My test car's front seats provided good side support in curves, which could be taken in almost a sporty manner. The steering was quick and precise, if a little rubbery, and  the ride was firm, but not punishing. The brake pedal has a nice linear action.

There's a good amount of cargo space, and the hatchback has a low, wide opening for easy loading. Flipping the rear seatbacks forward greatly increases cargo space. The cabin has a decent number of storage areas.

The interior is somewhat tight, but not cramped. After all, this is an easily maneuvered compact SUV, not a big one. But a tall passenger behind a long-legged driver doesn't have much legroom to spare, and the center of the rear seat is too stiff for comfort. Thus, we've got a comfortable four-seater here, not a five-seater, as Ford claims.

Changes to the new Escape promise to keep it among the leading small SUVs. It fits nicely into today's booming small SUV and crossover markets.

Dan Jedlicka

Dan Jedlicka's Website

Dan Jedlicka joined the Chicago Sun-Times in February 1968 as a business news reporter and was named auto editor later that year. He has reviewed more than 4,000 new vehicles for the Sun-Times--far more than any newspaper auto writer in the country. Jedlicka also reviewed vehicles for Microsoft Corp.'s MSN Autos Internet site from January, 1996, to June, 2008.

Jedlicka remained auto editor at the Sun-Times until October, 2008, and continued writing for the newspaper's AutoTimes section, which he started in 1992, until February, 2009. While continuing his auto writings at the Sun-Times, he served as assistant financial editor of that newspaper from 1970 to 1973, when he began his automotive column.

He has appeared on numerous radio and television shows, including NBC's "Today," ABC's "20/20" and "The CBS Evening News." He was a host, consultant and writer for Fox-TV Channel 32's 1991 New Car Preview show and that Chicago-based station's 1992, 1993, 1994 and 1995 Chicago Auto Show Previews.

Jedlicka's auto articles have been printed in national magazines, including Esquire and Harper's. His auto columns have been reprinted in U.S. government publications and economic textbooks and he is profiled in the "World's Greatest Auto Show" history book about the Chicago Auto Show. In late 1975, Jedlicka was host and technical advisor for three one-hour television specials, "Auto Test 76," which aired nationally on PBS and were the first nationally televised auto road test shows.

In 1995, Jedlicka was the recipient of the Better Business Bureau of Chicago and Northern Illinois Inc.'s Consumer Education Award, given annually to a person who has gained distinction in the field of consumer education. He received a Lifetime Achievement Award in the Media category and inducted into the Legends of Motorsports Guild at the Carquest World of wheels custom car show in Chicago in January, 2006.

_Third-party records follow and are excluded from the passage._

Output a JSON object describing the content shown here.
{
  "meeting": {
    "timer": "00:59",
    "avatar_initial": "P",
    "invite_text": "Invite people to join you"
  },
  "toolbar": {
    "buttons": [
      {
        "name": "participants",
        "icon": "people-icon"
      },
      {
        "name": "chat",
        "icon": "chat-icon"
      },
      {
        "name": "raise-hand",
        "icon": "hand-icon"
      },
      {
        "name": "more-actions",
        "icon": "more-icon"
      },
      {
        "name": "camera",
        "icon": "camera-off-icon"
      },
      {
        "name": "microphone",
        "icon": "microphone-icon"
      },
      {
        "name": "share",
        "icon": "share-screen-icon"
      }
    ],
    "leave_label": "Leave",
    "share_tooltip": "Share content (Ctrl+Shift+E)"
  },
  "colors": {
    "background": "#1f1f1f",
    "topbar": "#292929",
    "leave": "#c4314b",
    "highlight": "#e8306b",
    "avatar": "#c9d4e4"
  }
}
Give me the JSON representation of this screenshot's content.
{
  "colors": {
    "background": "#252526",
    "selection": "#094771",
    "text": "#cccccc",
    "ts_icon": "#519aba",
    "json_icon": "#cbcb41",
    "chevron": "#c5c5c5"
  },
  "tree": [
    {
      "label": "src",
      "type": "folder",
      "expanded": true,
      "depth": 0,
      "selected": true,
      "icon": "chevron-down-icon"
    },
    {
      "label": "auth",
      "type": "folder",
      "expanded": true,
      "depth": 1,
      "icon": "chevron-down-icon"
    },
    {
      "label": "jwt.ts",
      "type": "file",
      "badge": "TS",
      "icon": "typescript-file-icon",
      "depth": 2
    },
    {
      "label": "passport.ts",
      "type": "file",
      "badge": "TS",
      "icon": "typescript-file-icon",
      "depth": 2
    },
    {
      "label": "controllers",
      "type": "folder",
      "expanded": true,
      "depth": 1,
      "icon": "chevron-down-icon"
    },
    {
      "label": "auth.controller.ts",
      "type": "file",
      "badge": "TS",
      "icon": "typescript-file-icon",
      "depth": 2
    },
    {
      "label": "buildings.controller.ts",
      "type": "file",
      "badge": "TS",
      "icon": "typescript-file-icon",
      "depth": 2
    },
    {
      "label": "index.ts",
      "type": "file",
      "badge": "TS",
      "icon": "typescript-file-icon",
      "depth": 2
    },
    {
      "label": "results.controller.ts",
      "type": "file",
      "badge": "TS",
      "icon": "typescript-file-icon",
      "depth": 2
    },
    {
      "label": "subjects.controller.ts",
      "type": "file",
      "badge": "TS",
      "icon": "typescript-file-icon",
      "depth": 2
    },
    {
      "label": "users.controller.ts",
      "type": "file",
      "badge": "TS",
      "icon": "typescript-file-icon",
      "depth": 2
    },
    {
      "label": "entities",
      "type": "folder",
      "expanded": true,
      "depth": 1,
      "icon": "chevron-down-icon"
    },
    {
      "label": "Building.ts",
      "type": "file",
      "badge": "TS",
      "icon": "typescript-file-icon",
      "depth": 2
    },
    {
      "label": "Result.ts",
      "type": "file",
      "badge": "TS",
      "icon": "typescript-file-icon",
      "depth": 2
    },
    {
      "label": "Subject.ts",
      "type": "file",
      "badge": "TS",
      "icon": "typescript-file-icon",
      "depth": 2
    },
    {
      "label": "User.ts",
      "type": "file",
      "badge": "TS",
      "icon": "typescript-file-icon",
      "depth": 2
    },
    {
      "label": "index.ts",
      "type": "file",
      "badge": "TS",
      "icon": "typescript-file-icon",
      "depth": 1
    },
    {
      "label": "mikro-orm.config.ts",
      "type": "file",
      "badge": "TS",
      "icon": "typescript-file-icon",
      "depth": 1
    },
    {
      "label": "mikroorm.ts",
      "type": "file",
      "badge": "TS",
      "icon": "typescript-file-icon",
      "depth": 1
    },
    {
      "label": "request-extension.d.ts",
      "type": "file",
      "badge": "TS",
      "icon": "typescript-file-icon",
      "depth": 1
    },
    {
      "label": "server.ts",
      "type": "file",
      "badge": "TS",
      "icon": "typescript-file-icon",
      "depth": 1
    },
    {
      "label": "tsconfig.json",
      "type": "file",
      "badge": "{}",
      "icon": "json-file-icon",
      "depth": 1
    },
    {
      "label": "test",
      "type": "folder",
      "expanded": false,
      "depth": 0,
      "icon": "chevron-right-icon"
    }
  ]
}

Jedlicka was a member of the North American Car and Truck of the Year jury, composed of a select number of auto journalists from throughout the country, from 1995 until 2009. From 2010 to 2012, he was a member of Consumer Digest magazine's auto experts panel that gave Best Buy new vehicle recommendations.

He is a 1987 graduate of the Bob Bondurant Race Drivers School and later of the BMW "M" and Skip Barber Advanced Driving schools. He was a member of the U.S. team that participated in the 1987 1,000-mile Mille Miglia race/rally in Italy and has been a race winner at the Chicago area's Santa Fe Speedway.

Jedlicka has owned 25 classic cars, including 1950s and 1960s Ferraris and 1950s and 1960s Porsches, a 1965 Corvette, a 1967 Maserati and a 1957 Studebaker supercharged Golden Hawk. Jedlicka resides with his wife, Suzanne, in the Frank Lloyd Wright historic district of Oak Park. They have two children, James and Michele.

For more reviews from Dan, visit Facebook.